RAW DATA
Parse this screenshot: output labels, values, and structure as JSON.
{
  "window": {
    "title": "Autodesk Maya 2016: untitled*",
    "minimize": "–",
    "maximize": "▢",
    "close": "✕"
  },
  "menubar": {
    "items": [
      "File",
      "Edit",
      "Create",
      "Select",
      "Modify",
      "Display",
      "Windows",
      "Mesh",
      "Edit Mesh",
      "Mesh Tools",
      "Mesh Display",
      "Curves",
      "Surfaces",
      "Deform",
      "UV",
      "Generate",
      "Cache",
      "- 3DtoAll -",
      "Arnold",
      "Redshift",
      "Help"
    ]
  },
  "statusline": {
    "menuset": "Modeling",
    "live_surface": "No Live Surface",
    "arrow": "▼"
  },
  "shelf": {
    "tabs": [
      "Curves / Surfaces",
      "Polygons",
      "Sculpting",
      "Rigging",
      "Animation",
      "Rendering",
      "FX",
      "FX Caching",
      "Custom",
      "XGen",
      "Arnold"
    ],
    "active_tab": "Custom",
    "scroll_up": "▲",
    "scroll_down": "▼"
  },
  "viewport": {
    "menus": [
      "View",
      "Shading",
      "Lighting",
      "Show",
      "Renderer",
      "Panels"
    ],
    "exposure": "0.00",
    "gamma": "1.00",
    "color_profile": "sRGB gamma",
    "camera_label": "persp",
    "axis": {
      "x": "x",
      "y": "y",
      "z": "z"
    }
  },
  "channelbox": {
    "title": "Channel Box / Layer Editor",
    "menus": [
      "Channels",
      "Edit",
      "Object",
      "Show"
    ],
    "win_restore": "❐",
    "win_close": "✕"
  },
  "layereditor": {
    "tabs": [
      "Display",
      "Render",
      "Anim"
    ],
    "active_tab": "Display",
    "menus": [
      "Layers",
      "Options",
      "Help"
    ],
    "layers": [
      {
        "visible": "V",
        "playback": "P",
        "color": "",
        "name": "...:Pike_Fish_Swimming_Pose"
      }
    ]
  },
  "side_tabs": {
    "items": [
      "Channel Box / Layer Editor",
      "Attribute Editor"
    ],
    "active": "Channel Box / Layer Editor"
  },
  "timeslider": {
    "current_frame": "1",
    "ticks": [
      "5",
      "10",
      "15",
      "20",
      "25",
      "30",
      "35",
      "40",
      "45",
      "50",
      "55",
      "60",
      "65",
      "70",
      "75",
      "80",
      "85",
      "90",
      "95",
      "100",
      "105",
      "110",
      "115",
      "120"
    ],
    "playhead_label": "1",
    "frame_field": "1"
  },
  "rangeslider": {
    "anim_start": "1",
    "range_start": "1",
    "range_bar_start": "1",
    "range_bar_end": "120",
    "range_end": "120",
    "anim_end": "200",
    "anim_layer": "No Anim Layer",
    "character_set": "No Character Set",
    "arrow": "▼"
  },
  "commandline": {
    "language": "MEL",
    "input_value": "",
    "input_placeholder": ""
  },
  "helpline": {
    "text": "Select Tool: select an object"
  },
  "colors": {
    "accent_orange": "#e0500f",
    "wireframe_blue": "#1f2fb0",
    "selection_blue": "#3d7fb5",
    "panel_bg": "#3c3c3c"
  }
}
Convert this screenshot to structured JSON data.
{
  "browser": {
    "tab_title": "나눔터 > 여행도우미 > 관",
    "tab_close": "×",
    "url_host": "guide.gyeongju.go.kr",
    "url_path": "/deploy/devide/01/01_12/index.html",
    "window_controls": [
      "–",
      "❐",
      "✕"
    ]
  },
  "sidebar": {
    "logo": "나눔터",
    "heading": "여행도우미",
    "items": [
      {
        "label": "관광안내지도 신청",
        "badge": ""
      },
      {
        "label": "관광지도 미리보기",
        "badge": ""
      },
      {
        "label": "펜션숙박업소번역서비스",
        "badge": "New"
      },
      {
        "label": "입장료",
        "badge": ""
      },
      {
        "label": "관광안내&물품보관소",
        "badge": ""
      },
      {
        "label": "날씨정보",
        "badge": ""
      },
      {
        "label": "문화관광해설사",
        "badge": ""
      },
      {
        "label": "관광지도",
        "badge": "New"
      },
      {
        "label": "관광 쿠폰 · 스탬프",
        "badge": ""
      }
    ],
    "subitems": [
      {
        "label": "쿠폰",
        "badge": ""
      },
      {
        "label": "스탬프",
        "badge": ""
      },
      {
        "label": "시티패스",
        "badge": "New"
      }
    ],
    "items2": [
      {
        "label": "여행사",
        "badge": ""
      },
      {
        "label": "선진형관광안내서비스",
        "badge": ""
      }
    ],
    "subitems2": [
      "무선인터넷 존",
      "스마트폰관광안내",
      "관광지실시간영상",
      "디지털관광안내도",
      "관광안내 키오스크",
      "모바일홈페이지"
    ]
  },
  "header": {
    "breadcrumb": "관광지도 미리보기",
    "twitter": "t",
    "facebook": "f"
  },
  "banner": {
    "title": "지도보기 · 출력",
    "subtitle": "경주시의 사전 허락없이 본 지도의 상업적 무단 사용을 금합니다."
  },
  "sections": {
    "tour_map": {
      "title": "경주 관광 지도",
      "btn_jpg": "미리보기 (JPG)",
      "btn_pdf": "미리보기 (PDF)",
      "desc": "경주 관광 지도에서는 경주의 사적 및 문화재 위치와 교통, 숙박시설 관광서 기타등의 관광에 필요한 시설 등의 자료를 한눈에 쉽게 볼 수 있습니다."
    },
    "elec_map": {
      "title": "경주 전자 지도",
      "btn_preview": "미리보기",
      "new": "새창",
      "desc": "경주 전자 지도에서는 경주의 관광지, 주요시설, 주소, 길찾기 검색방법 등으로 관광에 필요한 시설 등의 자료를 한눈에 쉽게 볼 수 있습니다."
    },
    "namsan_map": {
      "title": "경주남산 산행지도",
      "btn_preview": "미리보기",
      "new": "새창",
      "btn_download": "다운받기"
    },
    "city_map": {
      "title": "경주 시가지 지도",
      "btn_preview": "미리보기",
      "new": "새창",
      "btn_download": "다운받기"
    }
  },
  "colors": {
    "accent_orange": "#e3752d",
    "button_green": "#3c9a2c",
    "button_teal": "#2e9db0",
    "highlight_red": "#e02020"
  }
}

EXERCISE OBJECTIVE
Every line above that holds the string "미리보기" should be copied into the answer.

EXERCISE SOLUTION
        "label": "관광지도 미리보기",
    "breadcrumb": "관광지도 미리보기",
      "btn_jpg": "미리보기 (JPG)",
      "btn_pdf": "미리보기 (PDF)",
      "btn_preview": "미리보기",
      "btn_preview": "미리보기",
      "btn_preview": "미리보기",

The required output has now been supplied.